With many Spanish internationals at Barcelona and Real, tensions could creep into the national team.
As Real Madrid and Barcelona player relations simmer, La Roja could suffer
Television viewers across the Spanish-speaking world who tuned in last Wednesday night to the state broadcaster TVE's coverage of the Copa del Rey final kept hearing the same phrase during the commentary. It was "companeros de la seleccion", meaning "teammates in the national team".
It would be uttered whenever Sergio Ramos clattered into Andres Iniesta, or if Xavi intercepted a pass delivered by Xabi Alonso.
The fact they are Spain colleagues would doubtless have been pointed out if Real Madrid's Raul Albiol had fouled Barcelona's David Villa, although because that scenario had already been played out in the previous league meeting between the two clubs, Albiol was already suspended for the cup final.
Albiol, the central defender, is available again for this evening's third of four matches between Spain's super-heavyweights in the space of 18 days. That raises to 13 the number of players potentially on the pitch tonight who together won the last World Cup as colleagues for La Roja, the Spanish national team.
The "national team colleagues" reference will be made again and again in commentary. It gets delivered with pride when the seven Barcelona footballers who all featured in Spain's starting line-up last July 11 in Soweto, South Africa - to grasp, for the first time in the country's history, the World Cup - pass to one another, as they can do with such sweet efficiency.
But repeatedly noting that players on opposite sides of club football's most famous rivalry are joined by their success with Spain also betrays an anxiety.
The 210 minutes Real and Barca have spent so intensely in each other's company over the past 11 days has been punctured by face-to-face confrontations that risk making dinner times at the national squad's headquarters come June, when Spain next play, a little awkward.

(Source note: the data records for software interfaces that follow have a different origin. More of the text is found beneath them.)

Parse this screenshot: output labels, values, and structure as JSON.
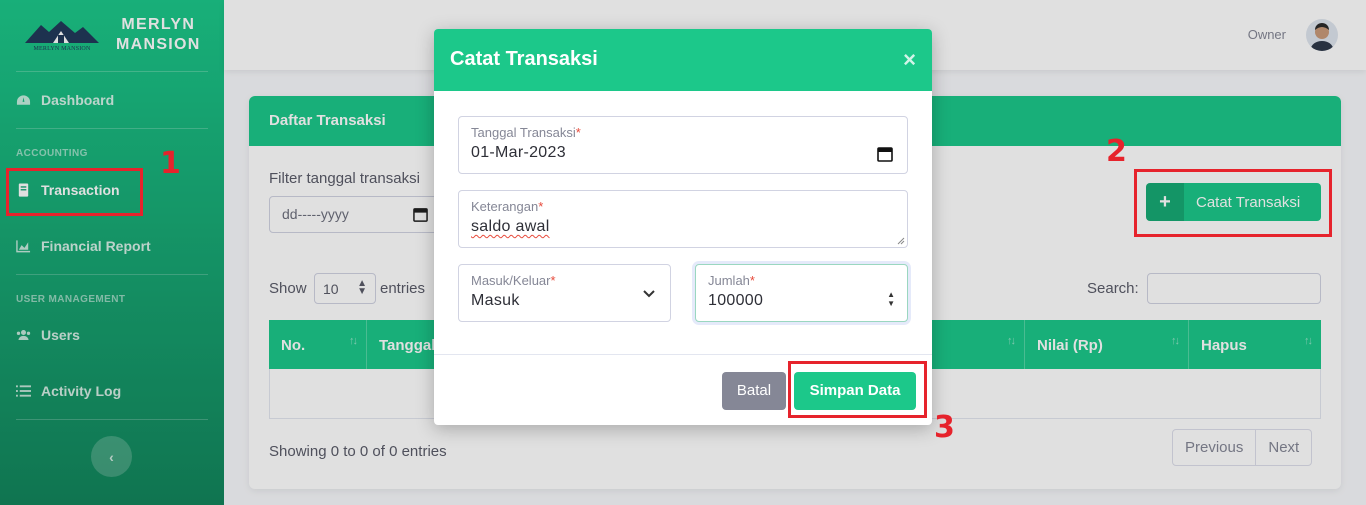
{
  "brand": {
    "name_line1": "MERLYN",
    "name_line2": "MANSION",
    "logo_text": "MERLYN MANSION"
  },
  "sidebar": {
    "items": [
      {
        "label": "Dashboard",
        "icon": "tachometer-icon"
      },
      {
        "label": "Transaction",
        "icon": "book-icon",
        "active": true
      },
      {
        "label": "Financial Report",
        "icon": "chart-area-icon"
      },
      {
        "label": "Users",
        "icon": "users-icon"
      },
      {
        "label": "Activity Log",
        "icon": "list-icon"
      }
    ],
    "sections": {
      "accounting": "ACCOUNTING",
      "user_management": "USER MANAGEMENT"
    },
    "toggle_icon": "‹"
  },
  "topbar": {
    "user_name": "Owner"
  },
  "card": {
    "title": "Daftar Transaksi",
    "filter_label": "Filter tanggal transaksi",
    "filter_placeholder": "dd-----yyyy",
    "add_button": "Catat Transaksi",
    "show_label": "Show",
    "show_value": "10",
    "entries_label": "entries",
    "search_label": "Search:",
    "columns": [
      "No.",
      "Tanggal",
      "Nilai (Rp)",
      "Hapus"
    ],
    "showing": "Showing 0 to 0 of 0 entries",
    "pager": {
      "previous": "Previous",
      "next": "Next"
    }
  },
  "modal": {
    "title": "Catat Transaksi",
    "close": "×",
    "fields": {
      "date": {
        "label": "Tanggal Transaksi",
        "value": "01-Mar-2023"
      },
      "desc": {
        "label": "Keterangan",
        "value": "saldo awal"
      },
      "type": {
        "label": "Masuk/Keluar",
        "value": "Masuk"
      },
      "amount": {
        "label": "Jumlah",
        "value": "100000"
      }
    },
    "required_mark": "*",
    "cancel": "Batal",
    "save": "Simpan Data"
  },
  "annotations": {
    "one": "1",
    "two": "2",
    "three": "3"
  },
  "colors": {
    "primary": "#1cc88a",
    "highlight": "#e6232c",
    "secondary": "#858796"
  }
}
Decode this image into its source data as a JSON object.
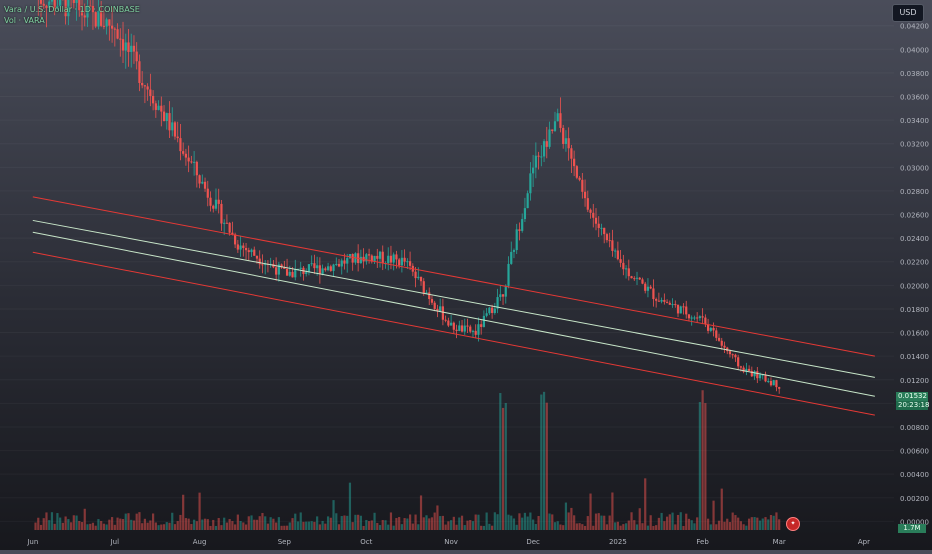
{
  "header": {
    "title": "Vara / U.S. Dollar · 1D · COINBASE",
    "volume_label": "Vol · VARA",
    "currency_button": "USD"
  },
  "price_tags": {
    "last_price": "0.01532",
    "countdown": "20:23:18",
    "volume": "1.7M"
  },
  "colors": {
    "up": "#26a69a",
    "down": "#ef5350",
    "channel_outer": "#e53935",
    "channel_inner": "#c8e6c9"
  },
  "icons": {
    "symbol_logo": "vara-logo-icon"
  },
  "chart_data": {
    "type": "candlestick",
    "title": "Vara / U.S. Dollar · 1D · COINBASE",
    "y_ticks": [
      "0.04200",
      "0.04000",
      "0.03800",
      "0.03600",
      "0.03400",
      "0.03200",
      "0.03000",
      "0.02800",
      "0.02600",
      "0.02400",
      "0.02200",
      "0.02000",
      "0.01800",
      "0.01600",
      "0.01400",
      "0.01200",
      "0.01000",
      "0.00800",
      "0.00600",
      "0.00400",
      "0.00200",
      "0.00000"
    ],
    "x_ticks": [
      "Jun",
      "Jul",
      "Aug",
      "Sep",
      "Oct",
      "Nov",
      "Dec",
      "2025",
      "Feb",
      "Mar",
      "Apr"
    ],
    "ylim": [
      0.0,
      0.0435
    ],
    "series": [
      {
        "name": "Price",
        "x": [
          "2024-06-01",
          "2024-06-10",
          "2024-06-20",
          "2024-07-01",
          "2024-07-10",
          "2024-07-20",
          "2024-08-01",
          "2024-08-15",
          "2024-09-01",
          "2024-09-15",
          "2024-10-01",
          "2024-10-15",
          "2024-11-01",
          "2024-11-10",
          "2024-11-20",
          "2024-12-01",
          "2024-12-10",
          "2024-12-20",
          "2025-01-01",
          "2025-01-15",
          "2025-02-01",
          "2025-02-15",
          "2025-03-01"
        ],
        "close": [
          0.0445,
          0.044,
          0.043,
          0.042,
          0.038,
          0.034,
          0.029,
          0.0235,
          0.021,
          0.0215,
          0.0225,
          0.022,
          0.0165,
          0.016,
          0.0195,
          0.03,
          0.034,
          0.027,
          0.022,
          0.019,
          0.017,
          0.013,
          0.0115
        ]
      }
    ],
    "channel": {
      "upper": {
        "start": [
          "2024-06-01",
          0.0275
        ],
        "end": [
          "2025-04-05",
          0.014
        ]
      },
      "mid_upper": {
        "start": [
          "2024-06-01",
          0.0255
        ],
        "end": [
          "2025-04-05",
          0.0122
        ]
      },
      "mid_lower": {
        "start": [
          "2024-06-01",
          0.0245
        ],
        "end": [
          "2025-04-05",
          0.0106
        ]
      },
      "lower": {
        "start": [
          "2024-06-01",
          0.0228
        ],
        "end": [
          "2025-04-05",
          0.009
        ]
      }
    },
    "volume_spikes": [
      "2024-11-20",
      "2024-12-05",
      "2025-02-01"
    ]
  }
}
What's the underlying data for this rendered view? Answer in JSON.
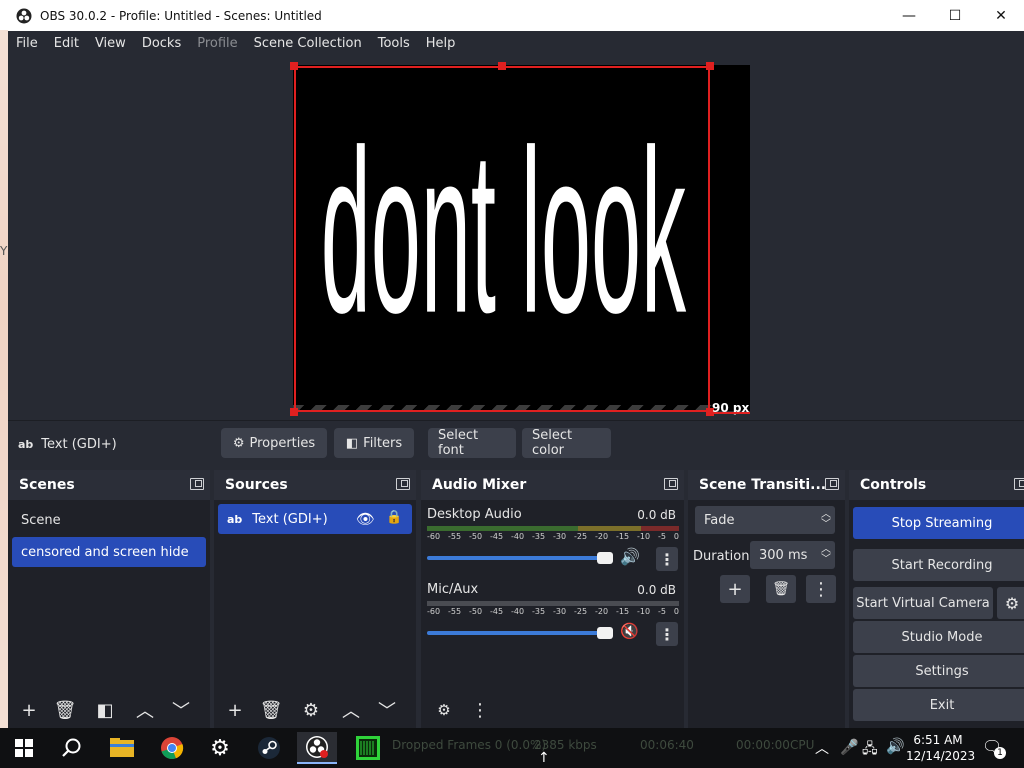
{
  "window": {
    "title": "OBS 30.0.2 - Profile: Untitled - Scenes: Untitled",
    "minimize_glyph": "—",
    "maximize_glyph": "☐",
    "close_glyph": "✕"
  },
  "desktop_letter": "Y",
  "menu": [
    "File",
    "Edit",
    "View",
    "Docks",
    "Profile",
    "Scene Collection",
    "Tools",
    "Help"
  ],
  "menu_disabled": [
    "Profile"
  ],
  "preview": {
    "text": "dont look",
    "crop_label": "90 px",
    "selection_color": "#e02020"
  },
  "source_toolbar": {
    "source_badge": "ab",
    "source_name": "Text (GDI+)",
    "properties": "Properties",
    "filters": "Filters",
    "select_font": "Select font",
    "select_color": "Select color"
  },
  "scenes": {
    "title": "Scenes",
    "items": [
      "Scene",
      "censored and screen hide"
    ],
    "selected": "censored and screen hide"
  },
  "sources": {
    "title": "Sources",
    "items": [
      {
        "badge": "ab",
        "name": "Text (GDI+)"
      }
    ]
  },
  "audio_mixer": {
    "title": "Audio Mixer",
    "ticks": [
      "-60",
      "-55",
      "-50",
      "-45",
      "-40",
      "-35",
      "-30",
      "-25",
      "-20",
      "-15",
      "-10",
      "-5",
      "0"
    ],
    "channels": [
      {
        "name": "Desktop Audio",
        "db": "0.0 dB",
        "volume": 1.0,
        "muted": false
      },
      {
        "name": "Mic/Aux",
        "db": "0.0 dB",
        "volume": 1.0,
        "muted": true
      }
    ]
  },
  "transitions": {
    "title": "Scene Transiti...",
    "selected": "Fade",
    "duration_label": "Duration",
    "duration_value": "300 ms"
  },
  "controls": {
    "title": "Controls",
    "stop_streaming": "Stop Streaming",
    "start_recording": "Start Recording",
    "start_virtual_camera": "Start Virtual Camera",
    "studio_mode": "Studio Mode",
    "settings": "Settings",
    "exit": "Exit"
  },
  "taskbar": {
    "ghost_text": [
      "Dropped Frames 0 (0.0%)",
      "2385 kbps",
      "00:06:40",
      "00:00:00",
      "CPU"
    ],
    "time": "6:51 AM",
    "date": "12/14/2023",
    "notification_count": "1"
  },
  "colors": {
    "app_bg": "#272a33",
    "dock_bg": "#1f2128",
    "accent": "#284cb8",
    "button": "#3c404b"
  }
}
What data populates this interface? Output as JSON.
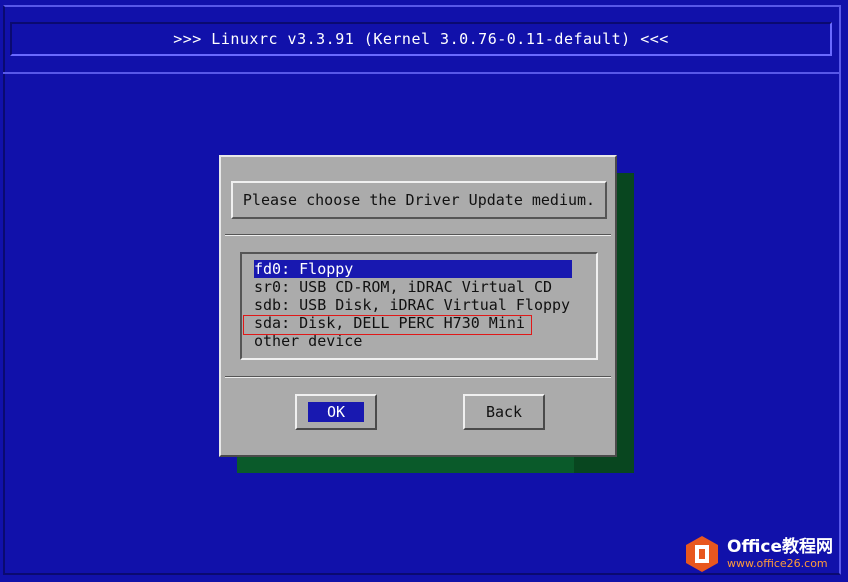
{
  "header": {
    "title": ">>> Linuxrc v3.3.91 (Kernel 3.0.76-0.11-default) <<<"
  },
  "dialog": {
    "message": "Please choose the Driver Update medium.",
    "items": [
      {
        "label": "fd0: Floppy",
        "selected": true
      },
      {
        "label": "sr0: USB CD-ROM, iDRAC Virtual CD",
        "selected": false
      },
      {
        "label": "sdb: USB Disk, iDRAC Virtual Floppy",
        "selected": false
      },
      {
        "label": "sda: Disk, DELL PERC H730 Mini",
        "selected": false,
        "annotated": true
      },
      {
        "label": "other device",
        "selected": false
      }
    ],
    "buttons": {
      "ok": "OK",
      "back": "Back"
    }
  },
  "colors": {
    "background": "#1111aa",
    "dialog": "#ababab",
    "selection": "#1818b0",
    "annotation": "#e01818"
  },
  "watermark": {
    "name": "Office教程网",
    "url": "www.office26.com",
    "icon": "office-logo-icon"
  }
}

Nor is Albiol the first Real player to have been sent off in a clasico this season. Ramos walked near the end of Madrid's 5-0 defeat at Camp Nou last November. Or rather he stormed off after receiving a red card for a hot-tempered, ill-timed challenge on Lionel Messi.
The foul agitated all the nearby Barcelona players, most of them Spain internationals; on his way off the pitch, Ramos lunged at Carles Puyol, the Barca captain, grabbing him by the throat.
That's the same Puyol with whom Ramos shares responsibility, successfully, in the back four of Spain. It's the same Puyol with whom Ramos divides up much of the extra-curricular activities when La Roja are away at tournaments, when 23 young men need to find ways to let down their hair together, to combat the tedium of hotel life. Puyol organises the sweepstakes, Ramos takes charge of the music they listen to on buses and elsewhere.
By most accounts, Puyol and Ramos get on well when with La Roja. So, apparently, do Real's Iker Casillas and Barcelona's Gerard Pique, although Casillas, who is Spain's and Real's captain, felt it necessary to chide Pique via the medium of Spanish radio last week.
It had been reported that after the league draw at the Bernabeu, the bumptious Pique, 24, had made provocative comments, about the distinctions between the region of Catalonia - of which the city of Barcelona is the capital - and Spain, alluding to Catalan claims for independence. Pique denied it; Casillas retorted: "He knows what he said and so do my colleagues."
Even the milder Spanish individuals, such as Real's Alvaro Arbeloa and Xabi Alonso, bristle against the more pugnacious Barcelona men, such as Sergio Busquets. Arbeloa made a horrible studs-up challenge on Villa in the cup final.
Beneath all this duelling simmers another tension that impacts on the holders of the World Cup and European Championship. Spain's unprecedented success has been based, dogmatically and determinedly, on passing football, on giving priority not to muscle but to mastery of the ball.
In that, Spain mimic Barcelona. La Roja borrow more heavily for Barcelona's crop of mainly Catalan players to achieve their smooth routines and rhythms.
Yet the football with which Real have in the past 11 days drawn with and beaten Barcelona is of a different hue. It has been brutal, physical; it has forgone the principal of possession and intricate passing.
Loyalists to the national team fear not only that the World Cup heroes might fall out with each other over the course of these Champions League clashes, but that Spain itself might start doubting what is the best way to win matches, and gain trophies.